President Biden on Thursday signed an executive order directing several federal departments and agencies to analyze the risks climate change poses to the U.S. financial system and federal government, the White House announced.
“We know that the climate crisis, whether through rising seas or extreme weather, already presents increasing risks to infrastructure, investments, and businesses. Yet, these risks are often hidden,” the White House said Thursday.
Gauging and managing the financial risks and economic impacts of climate change has been a pillar of the Biden administration’s environmental policy. Under Treasury Secretary Janet Yellen, the department has begun developing a “whole-of-economy” strategy meant to clear a financially stable and economically productive path to carbon neutrality.
Treasury Sec. nominee Janet Yellen: “I will look to appoint someone at a very senior level to lead our efforts,” Yellen told members of the Senate Finance Committee. She said doing so would create a hub within Treasury that would focus on financial system-related risk posed by climate change, and tax policy incentives to affect change.
“We need to seriously look at assessing the risk to the financial system from climate change,” Yellen said.
Author Jerome Corsi, who attended the debate in person, observed: "Dr. Dessler persisted in requesting slides (identified by number, 'Can we see slide #27,' for instance. But when displayed on a big screen at the front of the auditorium, the slide, eventually found, contained print too small to be read. Perhaps that was to Dr. Dessler’s benefit.

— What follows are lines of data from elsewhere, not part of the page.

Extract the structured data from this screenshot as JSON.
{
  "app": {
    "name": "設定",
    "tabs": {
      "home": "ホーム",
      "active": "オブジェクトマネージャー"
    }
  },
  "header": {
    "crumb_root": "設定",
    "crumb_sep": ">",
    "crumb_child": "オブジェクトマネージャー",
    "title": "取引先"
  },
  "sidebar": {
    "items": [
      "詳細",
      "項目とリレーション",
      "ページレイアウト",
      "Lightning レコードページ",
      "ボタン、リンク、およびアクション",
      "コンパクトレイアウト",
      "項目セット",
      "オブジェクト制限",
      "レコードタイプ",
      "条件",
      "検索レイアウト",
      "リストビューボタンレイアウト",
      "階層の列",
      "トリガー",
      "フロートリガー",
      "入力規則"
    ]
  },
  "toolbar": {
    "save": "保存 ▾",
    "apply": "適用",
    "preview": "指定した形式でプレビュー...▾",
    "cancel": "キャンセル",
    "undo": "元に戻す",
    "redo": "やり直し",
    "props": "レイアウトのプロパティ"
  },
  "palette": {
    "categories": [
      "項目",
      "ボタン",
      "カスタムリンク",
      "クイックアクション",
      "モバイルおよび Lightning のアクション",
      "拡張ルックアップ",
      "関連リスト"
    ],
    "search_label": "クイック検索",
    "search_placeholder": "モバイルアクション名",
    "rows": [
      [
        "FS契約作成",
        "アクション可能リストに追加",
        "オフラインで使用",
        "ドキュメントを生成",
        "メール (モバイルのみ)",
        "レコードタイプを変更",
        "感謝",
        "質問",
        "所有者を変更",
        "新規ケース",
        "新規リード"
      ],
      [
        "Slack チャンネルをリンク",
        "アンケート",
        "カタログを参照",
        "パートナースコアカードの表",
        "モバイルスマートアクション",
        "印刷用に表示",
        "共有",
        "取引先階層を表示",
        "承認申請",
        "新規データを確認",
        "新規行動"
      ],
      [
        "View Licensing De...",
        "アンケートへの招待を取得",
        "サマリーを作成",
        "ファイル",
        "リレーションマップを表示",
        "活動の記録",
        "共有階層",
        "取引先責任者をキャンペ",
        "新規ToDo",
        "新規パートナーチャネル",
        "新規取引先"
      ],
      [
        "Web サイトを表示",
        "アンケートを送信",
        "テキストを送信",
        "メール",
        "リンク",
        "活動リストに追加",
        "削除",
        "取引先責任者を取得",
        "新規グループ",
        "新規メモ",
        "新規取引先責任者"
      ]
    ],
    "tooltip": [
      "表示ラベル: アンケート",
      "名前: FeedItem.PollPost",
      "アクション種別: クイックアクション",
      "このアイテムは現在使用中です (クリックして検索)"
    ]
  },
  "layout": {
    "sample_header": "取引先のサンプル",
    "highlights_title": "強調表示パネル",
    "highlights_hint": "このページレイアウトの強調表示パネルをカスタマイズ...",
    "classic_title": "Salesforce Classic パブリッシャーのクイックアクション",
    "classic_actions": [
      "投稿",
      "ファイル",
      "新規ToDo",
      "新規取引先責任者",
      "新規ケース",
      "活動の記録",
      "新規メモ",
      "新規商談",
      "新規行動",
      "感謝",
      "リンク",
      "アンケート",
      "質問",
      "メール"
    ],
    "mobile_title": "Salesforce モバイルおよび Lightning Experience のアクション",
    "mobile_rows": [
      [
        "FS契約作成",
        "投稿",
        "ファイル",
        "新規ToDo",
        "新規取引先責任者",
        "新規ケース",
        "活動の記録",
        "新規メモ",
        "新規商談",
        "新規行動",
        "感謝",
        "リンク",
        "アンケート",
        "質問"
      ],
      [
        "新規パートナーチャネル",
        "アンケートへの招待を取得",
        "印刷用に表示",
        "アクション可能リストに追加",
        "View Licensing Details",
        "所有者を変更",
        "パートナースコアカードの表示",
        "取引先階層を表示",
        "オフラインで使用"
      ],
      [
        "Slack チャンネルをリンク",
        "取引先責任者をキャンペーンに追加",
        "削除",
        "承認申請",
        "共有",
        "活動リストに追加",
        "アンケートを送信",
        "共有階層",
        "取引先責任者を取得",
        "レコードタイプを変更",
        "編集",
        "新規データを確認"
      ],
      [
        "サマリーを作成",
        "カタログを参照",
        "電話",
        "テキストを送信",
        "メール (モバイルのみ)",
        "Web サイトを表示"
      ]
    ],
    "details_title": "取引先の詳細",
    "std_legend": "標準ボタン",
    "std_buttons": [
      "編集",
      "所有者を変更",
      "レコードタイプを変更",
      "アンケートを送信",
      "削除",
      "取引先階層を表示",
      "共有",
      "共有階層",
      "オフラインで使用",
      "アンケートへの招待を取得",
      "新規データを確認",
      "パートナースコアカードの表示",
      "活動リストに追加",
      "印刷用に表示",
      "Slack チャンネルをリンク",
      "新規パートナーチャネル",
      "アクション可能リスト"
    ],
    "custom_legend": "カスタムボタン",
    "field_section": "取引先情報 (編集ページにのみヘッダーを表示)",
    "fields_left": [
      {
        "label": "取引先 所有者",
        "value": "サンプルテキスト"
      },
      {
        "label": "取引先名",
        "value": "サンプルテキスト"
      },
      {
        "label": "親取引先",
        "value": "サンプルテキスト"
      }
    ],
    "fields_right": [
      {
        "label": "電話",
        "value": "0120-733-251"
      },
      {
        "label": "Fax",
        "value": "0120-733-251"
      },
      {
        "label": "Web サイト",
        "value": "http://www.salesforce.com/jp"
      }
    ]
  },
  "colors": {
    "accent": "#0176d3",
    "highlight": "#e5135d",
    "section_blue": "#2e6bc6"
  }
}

The inherently questionable arguments the requested slides were supposed to 'prove' truthfully made going to 'evidence' premature."
Tony Heller: "The Biden Administration claims July was third hottest on record in the US. This claim has no basis in reality, and is what happens when there are no checks and balances to protect the public from intentional misinformation from government sources."